### Problem to work on
Please retype every record below exactly, leaving the pictures out.

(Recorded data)

==*==

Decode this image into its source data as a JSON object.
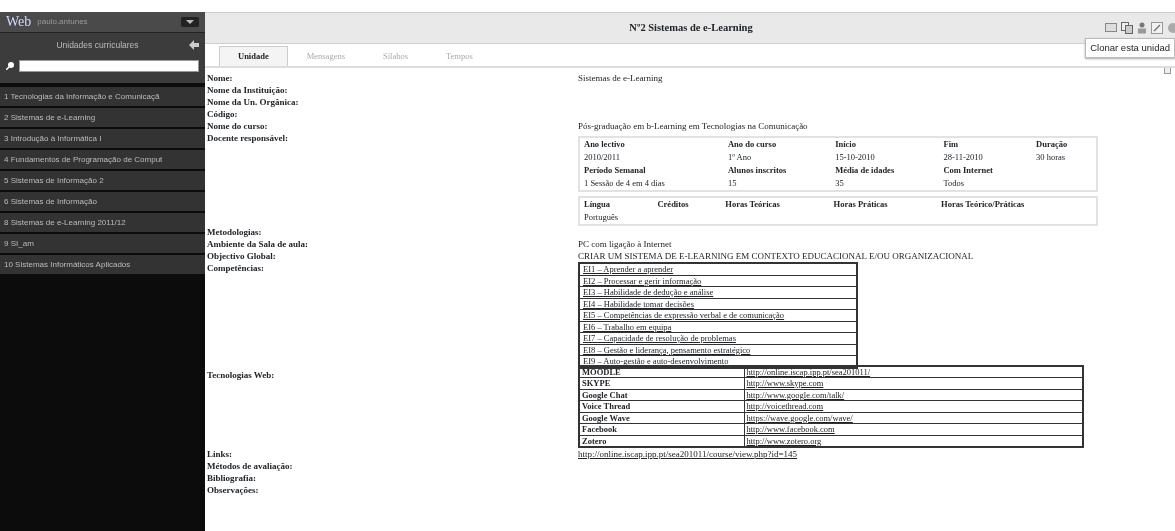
{
  "sidebar": {
    "logo": "Web",
    "user": "paulo.antunes",
    "heading": "Unidades curriculares",
    "items": [
      {
        "label": "1  Tecnologias da Informação e Comunicaçã"
      },
      {
        "label": "2  Sistemas de e-Learning"
      },
      {
        "label": "3  Introdução à Informática I"
      },
      {
        "label": "4  Fundamentos de Programação de Comput"
      },
      {
        "label": "5  Sistemas de Informação 2"
      },
      {
        "label": "6  Sistemas de Informação"
      },
      {
        "label": "8  Sistemas de e-Learning 2011/12"
      },
      {
        "label": "9  SI_am"
      },
      {
        "label": "10  Sistemas Informáticos Aplicados"
      }
    ]
  },
  "header": {
    "title": "Nº2 Sistemas de e-Learning",
    "tooltip": "Clonar esta unidad"
  },
  "tabs": [
    {
      "label": "Unidade",
      "selected": true
    },
    {
      "label": "Mensagens",
      "selected": false
    },
    {
      "label": "Sílabos",
      "selected": false
    },
    {
      "label": "Tempos",
      "selected": false
    }
  ],
  "fields": [
    {
      "label": "Nome:",
      "kind": "text",
      "value": "Sistemas de e-Learning"
    },
    {
      "label": "Nome da Instituição:",
      "kind": "empty"
    },
    {
      "label": "Nome da Un. Orgânica:",
      "kind": "empty"
    },
    {
      "label": "Código:",
      "kind": "empty"
    },
    {
      "label": "Nome do curso:",
      "kind": "text",
      "value": "Pós-graduação em b-Learning em Tecnologias na Comunicação"
    },
    {
      "label": "Docente responsável:",
      "kind": "info",
      "tables": [
        {
          "rows": [
            {
              "kind": "head",
              "cells": [
                "Ano lectivo",
                "Ano do curso",
                "Início",
                "Fim",
                "Duração"
              ]
            },
            {
              "kind": "data",
              "cells": [
                "2010/2011",
                "1º Ano",
                "15-10-2010",
                "28-11-2010",
                "30 horas"
              ]
            },
            {
              "kind": "head",
              "cells": [
                "Período Semanal",
                "Alunos inscritos",
                "Média de idades",
                "Com Internet"
              ]
            },
            {
              "kind": "data",
              "cells": [
                "1 Sessão de 4 em 4 dias",
                "15",
                "35",
                "Todos"
              ]
            }
          ]
        },
        {
          "rows": [
            {
              "kind": "head",
              "cells": [
                "Língua",
                "Créditos",
                "Horas Teóricas",
                "Horas Práticas",
                "Horas Teórico/Práticas"
              ]
            },
            {
              "kind": "data",
              "cells": [
                "Português"
              ]
            }
          ]
        }
      ]
    },
    {
      "label": "Metodologias:",
      "kind": "empty"
    },
    {
      "label": "Ambiente da Sala de aula:",
      "kind": "text",
      "value": "PC com ligação à Internet"
    },
    {
      "label": "Objectivo Global:",
      "kind": "text",
      "value": "CRIAR UM SISTEMA DE E-LEARNING EM CONTEXTO EDUCACIONAL E/OU ORGANIZACIONAL"
    },
    {
      "label": "Competências:",
      "kind": "list",
      "items": [
        "EI1 – Aprender a aprender",
        "EI2 – Processar e gerir informação",
        "EI3 – Habilidade de dedução e análise",
        "EI4 – Habilidade tomar decisões",
        "EI5 – Competências de expressão verbal e de comunicação",
        "EI6 – Trabalho em equipa",
        "EI7 – Capacidade de resolução de problemas",
        "EI8 – Gestão e liderança, pensamento estratégico",
        "EI9 – Auto-gestão e auto-desenvolvimento"
      ]
    },
    {
      "label": "Tecnologias Web:",
      "kind": "links",
      "rows": [
        {
          "name": "MOODLE",
          "url": "http://online.iscap.ipp.pt/sea201011/"
        },
        {
          "name": "SKYPE",
          "url": "http://www.skype.com"
        },
        {
          "name": "Google Chat",
          "url": "http://www.google.com/talk/"
        },
        {
          "name": "Voice Thread",
          "url": "http://voicethread.com"
        },
        {
          "name": "Google Wave",
          "url": "https://wave.google.com/wave/"
        },
        {
          "name": "Facebook",
          "url": "http://www.facebook.com"
        },
        {
          "name": "Zotero",
          "url": "http://www.zotero.org"
        }
      ]
    },
    {
      "label": "Links:",
      "kind": "link",
      "value": "http://online.iscap.ipp.pt/sea201011/course/view.php?id=145"
    },
    {
      "label": "Métodos de avaliação:",
      "kind": "empty"
    },
    {
      "label": "Bibliografia:",
      "kind": "empty"
    },
    {
      "label": "Observações:",
      "kind": "empty"
    }
  ]
}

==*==

### Solution for this problem
Decode this image into its source data as a JSON object.
{
  "sidebar": {
    "logo": "Web",
    "user": "paulo.antunes",
    "heading": "Unidades curriculares",
    "items": [
      {
        "label": "1  Tecnologias da Informação e Comunicaçã"
      },
      {
        "label": "2  Sistemas de e-Learning"
      },
      {
        "label": "3  Introdução à Informática I"
      },
      {
        "label": "4  Fundamentos de Programação de Comput"
      },
      {
        "label": "5  Sistemas de Informação 2"
      },
      {
        "label": "6  Sistemas de Informação"
      },
      {
        "label": "8  Sistemas de e-Learning 2011/12"
      },
      {
        "label": "9  SI_am"
      },
      {
        "label": "10  Sistemas Informáticos Aplicados"
      }
    ]
  },
  "header": {
    "title": "Nº2 Sistemas de e-Learning",
    "tooltip": "Clonar esta unidad"
  },
  "tabs": [
    {
      "label": "Unidade",
      "selected": true
    },
    {
      "label": "Mensagens",
      "selected": false
    },
    {
      "label": "Sílabos",
      "selected": false
    },
    {
      "label": "Tempos",
      "selected": false
    }
  ],
  "fields": [
    {
      "label": "Nome:",
      "kind": "text",
      "value": "Sistemas de e-Learning"
    },
    {
      "label": "Nome da Instituição:",
      "kind": "empty"
    },
    {
      "label": "Nome da Un. Orgânica:",
      "kind": "empty"
    },
    {
      "label": "Código:",
      "kind": "empty"
    },
    {
      "label": "Nome do curso:",
      "kind": "text",
      "value": "Pós-graduação em b-Learning em Tecnologias na Comunicação"
    },
    {
      "label": "Docente responsável:",
      "kind": "info",
      "tables": [
        {
          "rows": [
            {
              "kind": "head",
              "cells": [
                "Ano lectivo",
                "Ano do curso",
                "Início",
                "Fim",
                "Duração"
              ]
            },
            {
              "kind": "data",
              "cells": [
                "2010/2011",
                "1º Ano",
                "15-10-2010",
                "28-11-2010",
                "30 horas"
              ]
            },
            {
              "kind": "head",
              "cells": [
                "Período Semanal",
                "Alunos inscritos",
                "Média de idades",
                "Com Internet"
              ]
            },
            {
              "kind": "data",
              "cells": [
                "1 Sessão de 4 em 4 dias",
                "15",
                "35",
                "Todos"
              ]
            }
          ]
        },
        {
          "rows": [
            {
              "kind": "head",
              "cells": [
                "Língua",
                "Créditos",
                "Horas Teóricas",
                "Horas Práticas",
                "Horas Teórico/Práticas"
              ]
            },
            {
              "kind": "data",
              "cells": [
                "Português"
              ]
            }
          ]
        }
      ]
    },
    {
      "label": "Metodologias:",
      "kind": "empty"
    },
    {
      "label": "Ambiente da Sala de aula:",
      "kind": "text",
      "value": "PC com ligação à Internet"
    },
    {
      "label": "Objectivo Global:",
      "kind": "text",
      "value": "CRIAR UM SISTEMA DE E-LEARNING EM CONTEXTO EDUCACIONAL E/OU ORGANIZACIONAL"
    },
    {
      "label": "Competências:",
      "kind": "list",
      "items": [
        "EI1 – Aprender a aprender",
        "EI2 – Processar e gerir informação",
        "EI3 – Habilidade de dedução e análise",
        "EI4 – Habilidade tomar decisões",
        "EI5 – Competências de expressão verbal e de comunicação",
        "EI6 – Trabalho em equipa",
        "EI7 – Capacidade de resolução de problemas",
        "EI8 – Gestão e liderança, pensamento estratégico",
        "EI9 – Auto-gestão e auto-desenvolvimento"
      ]
    },
    {
      "label": "Tecnologias Web:",
      "kind": "links",
      "rows": [
        {
          "name": "MOODLE",
          "url": "http://online.iscap.ipp.pt/sea201011/"
        },
        {
          "name": "SKYPE",
          "url": "http://www.skype.com"
        },
        {
          "name": "Google Chat",
          "url": "http://www.google.com/talk/"
        },
        {
          "name": "Voice Thread",
          "url": "http://voicethread.com"
        },
        {
          "name": "Google Wave",
          "url": "https://wave.google.com/wave/"
        },
        {
          "name": "Facebook",
          "url": "http://www.facebook.com"
        },
        {
          "name": "Zotero",
          "url": "http://www.zotero.org"
        }
      ]
    },
    {
      "label": "Links:",
      "kind": "link",
      "value": "http://online.iscap.ipp.pt/sea201011/course/view.php?id=145"
    },
    {
      "label": "Métodos de avaliação:",
      "kind": "empty"
    },
    {
      "label": "Bibliografia:",
      "kind": "empty"
    },
    {
      "label": "Observações:",
      "kind": "empty"
    }
  ]
}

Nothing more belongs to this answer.